Data about app and page elements |
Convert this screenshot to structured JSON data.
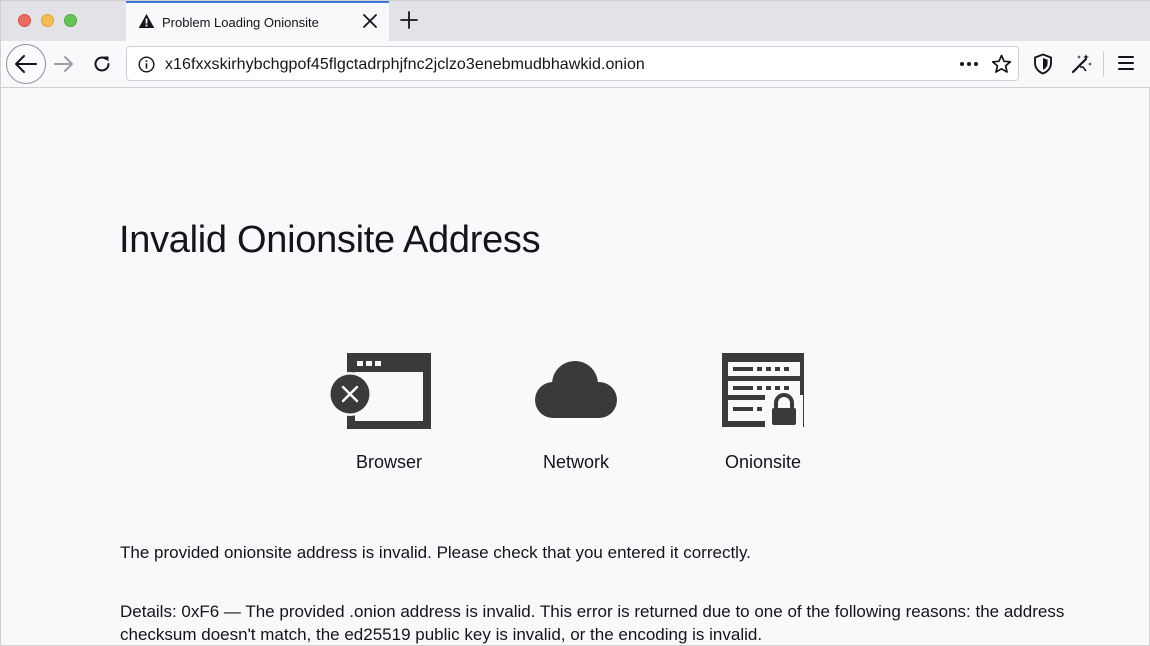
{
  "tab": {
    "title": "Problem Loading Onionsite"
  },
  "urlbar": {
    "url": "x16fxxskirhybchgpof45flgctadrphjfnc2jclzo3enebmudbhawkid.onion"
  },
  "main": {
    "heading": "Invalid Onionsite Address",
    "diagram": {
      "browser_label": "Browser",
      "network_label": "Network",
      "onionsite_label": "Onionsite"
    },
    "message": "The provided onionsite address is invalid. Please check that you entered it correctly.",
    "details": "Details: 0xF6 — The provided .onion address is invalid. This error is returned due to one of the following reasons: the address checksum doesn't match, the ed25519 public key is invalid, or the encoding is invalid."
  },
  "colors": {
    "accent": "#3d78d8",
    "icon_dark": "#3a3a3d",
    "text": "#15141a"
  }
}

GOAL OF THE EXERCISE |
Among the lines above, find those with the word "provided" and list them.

TASK RESPONSE |
    "message": "The provided onionsite address is invalid. Please check that you entered it correctly.",
    "details": "Details: 0xF6 — The provided .onion address is invalid. This error is returned due to one of the following reasons: the address checksum doesn't match, the ed25519 public key is invalid, or the encoding is invalid."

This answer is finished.